___ DATA TO PROCESS ___
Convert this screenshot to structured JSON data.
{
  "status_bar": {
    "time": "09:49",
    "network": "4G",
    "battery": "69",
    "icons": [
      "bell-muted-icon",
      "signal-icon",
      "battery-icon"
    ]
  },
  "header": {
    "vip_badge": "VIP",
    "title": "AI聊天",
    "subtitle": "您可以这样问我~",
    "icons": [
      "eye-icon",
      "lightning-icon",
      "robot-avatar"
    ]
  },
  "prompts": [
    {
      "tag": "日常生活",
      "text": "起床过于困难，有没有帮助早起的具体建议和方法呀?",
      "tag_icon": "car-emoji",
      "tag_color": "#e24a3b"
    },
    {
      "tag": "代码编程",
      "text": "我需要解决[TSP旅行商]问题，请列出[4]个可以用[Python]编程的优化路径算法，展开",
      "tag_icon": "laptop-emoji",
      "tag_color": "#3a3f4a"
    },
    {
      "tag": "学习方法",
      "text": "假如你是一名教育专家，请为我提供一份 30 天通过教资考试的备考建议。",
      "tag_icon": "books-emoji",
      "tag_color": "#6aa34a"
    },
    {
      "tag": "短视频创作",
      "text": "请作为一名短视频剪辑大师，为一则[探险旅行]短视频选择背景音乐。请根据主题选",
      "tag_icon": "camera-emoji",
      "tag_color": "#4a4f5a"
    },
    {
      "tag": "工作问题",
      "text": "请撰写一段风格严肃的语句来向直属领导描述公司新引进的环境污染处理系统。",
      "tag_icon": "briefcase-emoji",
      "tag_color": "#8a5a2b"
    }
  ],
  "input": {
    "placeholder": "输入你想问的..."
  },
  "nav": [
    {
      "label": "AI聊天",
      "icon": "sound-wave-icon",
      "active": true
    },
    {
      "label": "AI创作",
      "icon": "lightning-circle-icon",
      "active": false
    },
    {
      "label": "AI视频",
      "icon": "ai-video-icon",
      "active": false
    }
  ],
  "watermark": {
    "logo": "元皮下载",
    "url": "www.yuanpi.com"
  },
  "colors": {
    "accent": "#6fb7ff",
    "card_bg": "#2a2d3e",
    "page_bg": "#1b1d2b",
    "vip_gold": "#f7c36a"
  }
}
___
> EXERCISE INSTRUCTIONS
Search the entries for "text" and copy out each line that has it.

> COMPLETED TASK
      "text": "起床过于困难，有没有帮助早起的具体建议和方法呀?",
      "text": "我需要解决[TSP旅行商]问题，请列出[4]个可以用[Python]编程的优化路径算法，展开",
      "text": "假如你是一名教育专家，请为我提供一份 30 天通过教资考试的备考建议。",
      "text": "请作为一名短视频剪辑大师，为一则[探险旅行]短视频选择背景音乐。请根据主题选",
      "text": "请撰写一段风格严肃的语句来向直属领导描述公司新引进的环境污染处理系统。",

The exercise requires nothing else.